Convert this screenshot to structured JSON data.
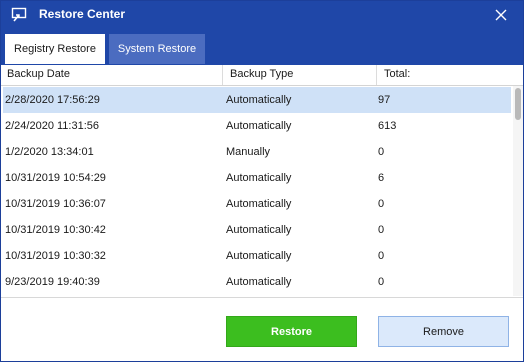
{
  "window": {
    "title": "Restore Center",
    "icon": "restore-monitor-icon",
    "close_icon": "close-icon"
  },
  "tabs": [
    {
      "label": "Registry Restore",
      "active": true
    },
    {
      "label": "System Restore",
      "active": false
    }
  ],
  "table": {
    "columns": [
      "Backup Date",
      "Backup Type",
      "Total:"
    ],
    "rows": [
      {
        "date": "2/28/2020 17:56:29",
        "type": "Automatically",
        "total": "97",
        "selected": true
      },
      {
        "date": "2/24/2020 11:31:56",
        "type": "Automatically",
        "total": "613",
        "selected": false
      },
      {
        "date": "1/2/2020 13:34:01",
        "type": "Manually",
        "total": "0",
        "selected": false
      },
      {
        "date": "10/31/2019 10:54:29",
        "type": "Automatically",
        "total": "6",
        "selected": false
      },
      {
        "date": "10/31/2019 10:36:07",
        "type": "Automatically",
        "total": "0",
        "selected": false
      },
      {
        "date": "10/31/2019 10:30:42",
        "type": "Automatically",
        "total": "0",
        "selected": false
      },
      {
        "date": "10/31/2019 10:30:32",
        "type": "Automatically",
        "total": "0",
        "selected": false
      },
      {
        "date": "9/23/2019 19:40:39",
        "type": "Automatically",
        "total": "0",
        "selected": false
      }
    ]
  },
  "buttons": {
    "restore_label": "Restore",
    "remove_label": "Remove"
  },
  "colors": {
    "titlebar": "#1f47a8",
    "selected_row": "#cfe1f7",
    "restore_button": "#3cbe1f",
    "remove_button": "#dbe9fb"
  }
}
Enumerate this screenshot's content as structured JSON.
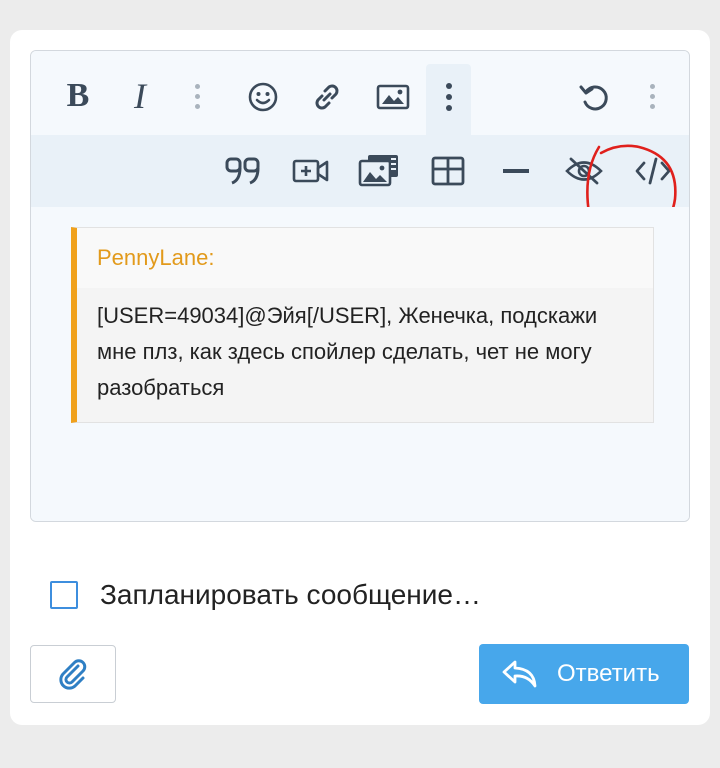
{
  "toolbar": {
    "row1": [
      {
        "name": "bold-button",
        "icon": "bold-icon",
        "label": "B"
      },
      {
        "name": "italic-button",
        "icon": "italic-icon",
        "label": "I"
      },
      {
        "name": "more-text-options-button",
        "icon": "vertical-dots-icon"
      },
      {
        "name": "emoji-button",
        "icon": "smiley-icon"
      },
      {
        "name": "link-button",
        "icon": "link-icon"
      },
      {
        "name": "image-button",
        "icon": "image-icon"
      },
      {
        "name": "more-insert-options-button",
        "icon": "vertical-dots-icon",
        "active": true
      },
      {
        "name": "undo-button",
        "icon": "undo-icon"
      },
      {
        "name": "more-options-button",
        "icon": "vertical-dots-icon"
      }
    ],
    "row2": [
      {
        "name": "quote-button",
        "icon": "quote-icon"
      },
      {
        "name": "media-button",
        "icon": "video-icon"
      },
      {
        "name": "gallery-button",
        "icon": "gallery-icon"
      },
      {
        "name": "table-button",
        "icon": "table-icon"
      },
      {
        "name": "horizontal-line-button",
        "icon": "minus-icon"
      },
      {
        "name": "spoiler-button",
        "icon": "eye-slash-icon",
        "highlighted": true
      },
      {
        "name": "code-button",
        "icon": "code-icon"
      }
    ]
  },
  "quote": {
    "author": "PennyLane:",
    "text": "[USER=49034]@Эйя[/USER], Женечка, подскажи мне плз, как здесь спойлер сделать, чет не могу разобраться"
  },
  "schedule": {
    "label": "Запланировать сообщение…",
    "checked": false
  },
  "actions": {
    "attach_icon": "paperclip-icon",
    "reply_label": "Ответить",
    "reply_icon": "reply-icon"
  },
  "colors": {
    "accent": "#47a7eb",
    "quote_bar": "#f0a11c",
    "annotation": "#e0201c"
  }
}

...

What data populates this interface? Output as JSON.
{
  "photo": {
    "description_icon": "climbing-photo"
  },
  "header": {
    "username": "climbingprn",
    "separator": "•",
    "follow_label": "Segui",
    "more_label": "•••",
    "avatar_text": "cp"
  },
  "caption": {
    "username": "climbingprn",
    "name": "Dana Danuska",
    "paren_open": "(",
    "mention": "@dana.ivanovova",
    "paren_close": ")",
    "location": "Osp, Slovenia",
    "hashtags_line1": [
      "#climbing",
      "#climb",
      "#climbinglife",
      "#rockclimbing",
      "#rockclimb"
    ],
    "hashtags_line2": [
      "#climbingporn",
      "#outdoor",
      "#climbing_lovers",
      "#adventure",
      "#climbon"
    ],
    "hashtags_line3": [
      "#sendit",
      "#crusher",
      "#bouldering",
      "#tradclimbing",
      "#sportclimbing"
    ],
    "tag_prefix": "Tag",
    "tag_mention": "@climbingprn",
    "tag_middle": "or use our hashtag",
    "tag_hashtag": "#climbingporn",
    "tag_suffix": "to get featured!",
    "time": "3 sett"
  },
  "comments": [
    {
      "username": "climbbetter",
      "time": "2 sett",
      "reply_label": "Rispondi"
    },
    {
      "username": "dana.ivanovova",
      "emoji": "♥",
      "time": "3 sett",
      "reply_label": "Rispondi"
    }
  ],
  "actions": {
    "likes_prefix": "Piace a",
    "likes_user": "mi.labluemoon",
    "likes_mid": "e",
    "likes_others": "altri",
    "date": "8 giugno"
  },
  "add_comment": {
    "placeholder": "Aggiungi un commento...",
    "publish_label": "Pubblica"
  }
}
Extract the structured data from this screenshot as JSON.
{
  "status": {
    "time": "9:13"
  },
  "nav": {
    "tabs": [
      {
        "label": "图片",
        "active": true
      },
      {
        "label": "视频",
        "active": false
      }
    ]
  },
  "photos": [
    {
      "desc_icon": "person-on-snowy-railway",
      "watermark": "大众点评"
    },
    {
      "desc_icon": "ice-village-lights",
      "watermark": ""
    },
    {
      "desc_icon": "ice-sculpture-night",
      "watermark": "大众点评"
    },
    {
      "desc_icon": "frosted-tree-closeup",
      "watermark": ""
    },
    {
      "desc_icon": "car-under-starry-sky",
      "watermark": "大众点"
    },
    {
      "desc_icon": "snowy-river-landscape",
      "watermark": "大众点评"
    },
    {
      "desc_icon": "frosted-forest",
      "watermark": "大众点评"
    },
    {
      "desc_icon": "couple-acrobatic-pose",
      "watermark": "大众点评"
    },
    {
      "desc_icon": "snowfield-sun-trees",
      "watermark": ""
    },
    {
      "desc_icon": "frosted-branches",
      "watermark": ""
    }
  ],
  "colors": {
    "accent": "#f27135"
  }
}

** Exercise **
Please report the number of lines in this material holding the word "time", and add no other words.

** Answer for the task **
4